Your goal: Repeat every record below, word for word.

Material for the task:

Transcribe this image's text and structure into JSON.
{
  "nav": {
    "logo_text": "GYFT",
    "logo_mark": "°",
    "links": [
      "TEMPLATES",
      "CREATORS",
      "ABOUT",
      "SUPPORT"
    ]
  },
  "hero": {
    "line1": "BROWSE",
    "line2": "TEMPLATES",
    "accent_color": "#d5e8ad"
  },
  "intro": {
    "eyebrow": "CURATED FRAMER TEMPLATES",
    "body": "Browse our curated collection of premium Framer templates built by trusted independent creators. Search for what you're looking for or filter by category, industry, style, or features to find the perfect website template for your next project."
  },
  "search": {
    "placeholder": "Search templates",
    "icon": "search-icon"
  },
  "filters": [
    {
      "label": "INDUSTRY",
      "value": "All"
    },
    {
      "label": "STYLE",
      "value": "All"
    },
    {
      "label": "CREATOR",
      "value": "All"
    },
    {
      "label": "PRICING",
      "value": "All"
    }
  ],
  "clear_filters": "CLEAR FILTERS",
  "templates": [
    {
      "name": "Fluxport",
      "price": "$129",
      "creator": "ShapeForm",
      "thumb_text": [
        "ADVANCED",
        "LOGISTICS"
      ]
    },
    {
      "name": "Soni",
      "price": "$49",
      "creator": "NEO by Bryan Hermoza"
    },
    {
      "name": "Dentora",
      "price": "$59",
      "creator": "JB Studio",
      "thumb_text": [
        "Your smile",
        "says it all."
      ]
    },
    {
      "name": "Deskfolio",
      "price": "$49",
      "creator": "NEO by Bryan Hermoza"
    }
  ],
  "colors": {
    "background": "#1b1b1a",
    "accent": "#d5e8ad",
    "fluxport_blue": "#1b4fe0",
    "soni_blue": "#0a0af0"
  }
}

Result of this exercise:
Transcribe this image's text and structure into JSON.
{
  "nav": {
    "logo_text": "GYFT",
    "logo_mark": "°",
    "links": [
      "TEMPLATES",
      "CREATORS",
      "ABOUT",
      "SUPPORT"
    ]
  },
  "hero": {
    "line1": "BROWSE",
    "line2": "TEMPLATES",
    "accent_color": "#d5e8ad"
  },
  "intro": {
    "eyebrow": "CURATED FRAMER TEMPLATES",
    "body": "Browse our curated collection of premium Framer templates built by trusted independent creators. Search for what you're looking for or filter by category, industry, style, or features to find the perfect website template for your next project."
  },
  "search": {
    "placeholder": "Search templates",
    "icon": "search-icon"
  },
  "filters": [
    {
      "label": "INDUSTRY",
      "value": "All"
    },
    {
      "label": "STYLE",
      "value": "All"
    },
    {
      "label": "CREATOR",
      "value": "All"
    },
    {
      "label": "PRICING",
      "value": "All"
    }
  ],
  "clear_filters": "CLEAR FILTERS",
  "templates": [
    {
      "name": "Fluxport",
      "price": "$129",
      "creator": "ShapeForm",
      "thumb_text": [
        "ADVANCED",
        "LOGISTICS"
      ]
    },
    {
      "name": "Soni",
      "price": "$49",
      "creator": "NEO by Bryan Hermoza"
    },
    {
      "name": "Dentora",
      "price": "$59",
      "creator": "JB Studio",
      "thumb_text": [
        "Your smile",
        "says it all."
      ]
    },
    {
      "name": "Deskfolio",
      "price": "$49",
      "creator": "NEO by Bryan Hermoza"
    }
  ],
  "colors": {
    "background": "#1b1b1a",
    "accent": "#d5e8ad",
    "fluxport_blue": "#1b4fe0",
    "soni_blue": "#0a0af0"
  }
}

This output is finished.